The nun then threw back her veil and became a monk, who continued to act in the same blasphemous manner. He fell a number of times and rolled around on the Sanctuary. It became very boisterous and noisy. This was interrupted by a second “dancer” in a raincoat, who encouraged the monk to stop his ridiculous praising and repentance and grabbed the former’s rosary and put it in his pocket. After ten minutes of this, a female “dancer” clad in skin-tight white tights and tutu at the waist, exposing an articulate derriere, and sporting running shoes and fairy wings, mockingly ran and stumbled around the Sanctuary yelling and spreading her legs in front of the poor but stupid monk. Seeing he would not stop repenting, she grabbed the rosary from the pocket of the other male “dancer” and secure it in her bosom, the howls of laughter coming from the front row. The title of this blasphemy was “Goody Tutu Takes a Fall.” My daughter and her friends, shaking and visibly upset, left the Church at this point. My husband and I remained to the end, while I took notes.
The closing consisted of the cantor, five dancers and congregation joining hands in a large circle around the Church to the beat of a bass drum, reminiscent of schoolyard play.

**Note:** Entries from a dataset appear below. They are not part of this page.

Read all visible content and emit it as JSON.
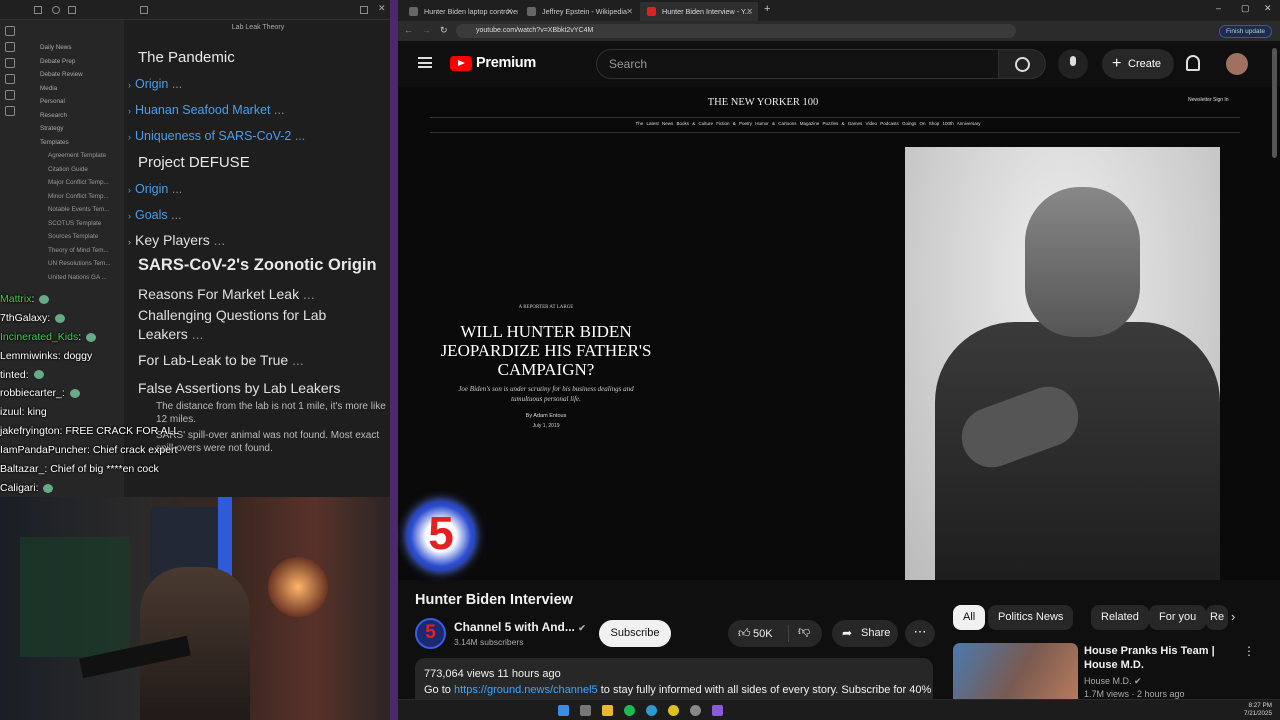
{
  "obsidian": {
    "note_title": "Lab Leak Theory",
    "folders": [
      "Daily News",
      "Debate Prep",
      "Debate Review",
      "Media",
      "Personal",
      "Research",
      "Strategy",
      "Templates"
    ],
    "templates": [
      "Agreement Template",
      "Citation Guide",
      "Major Conflict Temp...",
      "Minor Conflict Temp...",
      "Notable Events Tem...",
      "SCOTUS Template",
      "Sources Template",
      "Theory of Mind Tem...",
      "UN Resolutions Tem...",
      "United Nations GA ..."
    ],
    "note": {
      "h1": "The Pandemic",
      "links1": [
        "Origin",
        "Huanan Seafood Market",
        "Uniqueness of SARS-CoV-2"
      ],
      "h2": "Project DEFUSE",
      "links2": [
        "Origin",
        "Goals"
      ],
      "key_players": "Key Players",
      "bold": "SARS-CoV-2's Zoonotic Origin",
      "sections": [
        "Reasons For Market Leak",
        "Challenging Questions for Lab Leakers",
        "For Lab-Leak to be True",
        "False Assertions by Lab Leakers"
      ],
      "ellipsis": "...",
      "tail1": "The distance from the lab is not 1 mile, it's more like 12 miles.",
      "tail2": "SARS' spill-over animal was not found. Most exact spill-overs were not found."
    }
  },
  "chat": [
    {
      "user": "Mattrix",
      "msg": "",
      "green": true
    },
    {
      "user": "7thGalaxy",
      "msg": "",
      "green": false
    },
    {
      "user": "Incinerated_Kids",
      "msg": "",
      "green": true
    },
    {
      "user": "Lemmiwinks",
      "msg": "doggy",
      "green": false
    },
    {
      "user": "tinted",
      "msg": "",
      "green": false
    },
    {
      "user": "robbiecarter_",
      "msg": "",
      "green": false
    },
    {
      "user": "izuul",
      "msg": "king",
      "green": false
    },
    {
      "user": "jakefryington",
      "msg": "FREE CRACK FOR ALL",
      "green": false
    },
    {
      "user": "IamPandaPuncher",
      "msg": "Chief crack expert",
      "green": false
    },
    {
      "user": "Baltazar_",
      "msg": "Chief of big ****en cock",
      "green": false
    },
    {
      "user": "Caligari",
      "msg": "",
      "green": false
    }
  ],
  "browser": {
    "tabs": [
      "Hunter Biden laptop controvers...",
      "Jeffrey Epstein - Wikipedia",
      "Hunter Biden Interview - Y..."
    ],
    "url": "youtube.com/watch?v=XBbkt2vYC4M",
    "finish_update": "Finish update"
  },
  "youtube": {
    "brand": "Premium",
    "search_placeholder": "Search",
    "create": "Create",
    "video_title": "Hunter Biden Interview",
    "channel": "Channel 5 with And...",
    "subscribers": "3.14M subscribers",
    "subscribe": "Subscribe",
    "likes": "50K",
    "share": "Share",
    "views": "773,064 views  11 hours ago",
    "desc_pre": "Go to ",
    "desc_link": "https://ground.news/channel5",
    "desc_post": " to stay fully informed with all sides of every story. Subscribe for 40%",
    "chips": [
      "All",
      "Politics News",
      "Related",
      "For you",
      "Re"
    ],
    "rec_title": "House Pranks His Team | House M.D.",
    "rec_channel": "House M.D.",
    "rec_meta": "1.7M views · 2 hours ago"
  },
  "newyorker": {
    "logo": "THE NEW YORKER 100",
    "right": "Newsletter   Sign In",
    "nav": "The Latest  News  Books & Culture  Fiction & Poetry  Humor & Cartoons  Magazine  Puzzles & Games  Video  Podcasts  Goings On  Shop  100th Anniversary",
    "kicker": "A REPORTER AT LARGE",
    "headline": "WILL HUNTER BIDEN JEOPARDIZE HIS FATHER'S CAMPAIGN?",
    "dek": "Joe Biden's son is under scrutiny for his business dealings and tumultuous personal life.",
    "byline": "By Adam Entous",
    "date": "July 1, 2019",
    "channel_badge": "5"
  },
  "taskbar": {
    "time": "8:27 PM",
    "date": "7/21/2025"
  }
}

On leaving the Church after the “Liturgy” we heard two women who had been sitting in the front row say, and I quote: “Wasn’t that wonderful? This is just what Fr. Matthew Fox does.”

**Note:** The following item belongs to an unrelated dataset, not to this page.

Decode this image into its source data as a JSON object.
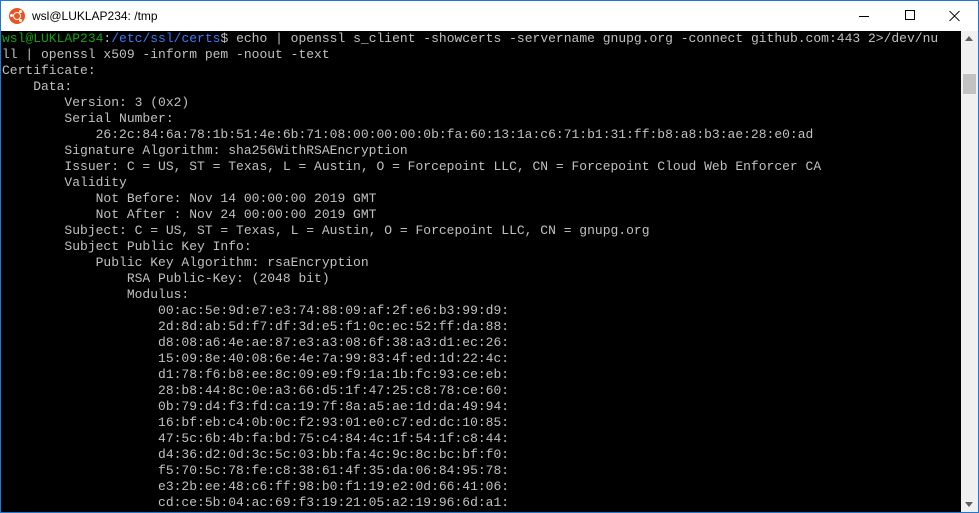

Aware that the New Age or Occult Movement is well established in the entire world and quite possibly also within the Catholic Church, our witnessing this blasphemy of the Mass and the Sacraments proved to me that it is in fact in the Church.
(1) St. John the Divine Cathedral of the Episcopal Diocese of New York comes under Bishop Paul Moore, one of the most heterodox people in the very “liberal” Anglican community in the United States. In 1977, Moore ordained a self-declared lesbian as an Episcopal minister. Earlier, at her ordination as “deacon” in 1975, Moore said he considered acceptance of a self-declared lesbian “a sign of healthy change toward homosexuality.” In 1984, the cathedral was in the news when the corpus of a female impersonation of the crucified Jesus Christ was hung behind the main altar. (The United Church of Canada’s Emmanual College in Toronto now also has a statue of a crucified female Christ). In 1986, Moore led the New York drive for legal protection of so-called sexual orientation, i.e., homosexuality. John the Divine “celebrates” an annual earth “mass” supposedly drawing power or energy from the earth.

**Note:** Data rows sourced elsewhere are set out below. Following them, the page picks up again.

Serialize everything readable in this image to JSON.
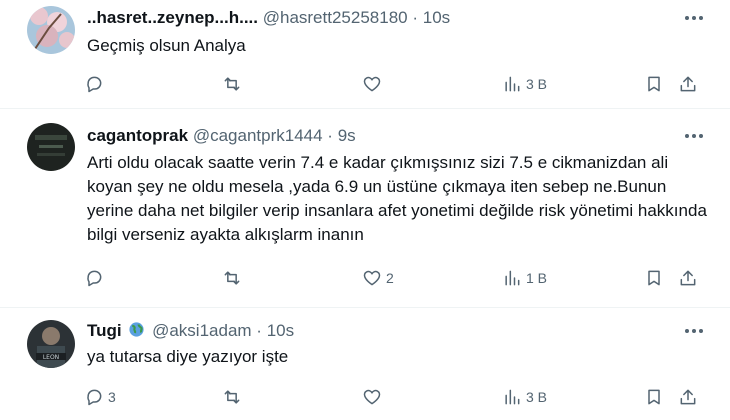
{
  "tweets": [
    {
      "name": "..hasret..zeynep...h....",
      "handle": "@hasrett25258180",
      "separator": "·",
      "time": "10s",
      "text": "Geçmiş olsun Analya",
      "replies": "",
      "retweets": "",
      "likes": "",
      "views": "3 B",
      "avatar_icon": "cherry-blossom-avatar"
    },
    {
      "name": "cagantoprak",
      "handle": "@cagantprk1444",
      "separator": "·",
      "time": "9s",
      "text": "Arti oldu olacak saatte verin 7.4 e kadar çıkmışsınız sizi 7.5 e cikmanizdan ali koyan şey ne oldu mesela ,yada 6.9 un üstüne çıkmaya iten sebep ne.Bunun yerine daha net bilgiler verip insanlara afet yonetimi değilde risk yönetimi hakkında bilgi verseniz ayakta alkışlarm inanın",
      "replies": "",
      "retweets": "",
      "likes": "2",
      "views": "1 B",
      "avatar_icon": "dark-avatar"
    },
    {
      "name": "Tugi",
      "badge_icon": "globe-emoji-icon",
      "handle": "@aksi1adam",
      "separator": "·",
      "time": "10s",
      "text": "ya tutarsa diye yazıyor işte",
      "replies": "3",
      "retweets": "",
      "likes": "",
      "views": "3 B",
      "avatar_icon": "leon-avatar"
    }
  ],
  "colors": {
    "text": "#0f1419",
    "secondary": "#536471",
    "divider": "#eff3f4"
  }
}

(2) In Fox’s latest volume, The Coming of the Cosmic Christ, one may read such nonsense as that religion has neglected to tell believers of the ways of love-making as an art of meditation, has failed to teach spiritual discipline of the holy art of savouring, has failed to connect the theophany of sexuality with other theophanies related in the Scripture (p.179-180); and “…there can be no renaissance (in the Church) without a mystical sexual awakening…” (p. 180). Fox’s influence has spread rapidly in recent years throughout North American especially among feminists and their supporters. In Canada, he is a founding director of the Applewood Centre in Toronto, a centre for unorthodox feminist retreats and spirituality which, for example, frequently advertises in the Catholic New Times. For a general overview of Matthew Fox’s teaching and his ties to the New Age movement, see Michael O’Brien’s “An Original theology. Creation and Matthew Fox” in the Canadian Catholic Review, April 1988, pp. 125-131.
(3) Eckhart (1260-1327) was a German Dominican mystic. Accused of heretical teaching, he was tried before the court of the Archbishop of Cologne in 1326, but appealed to the Pope and died during the proceedings. In 1329, Pope John XXII condemned 28 of his propositions as heretical or dangerous.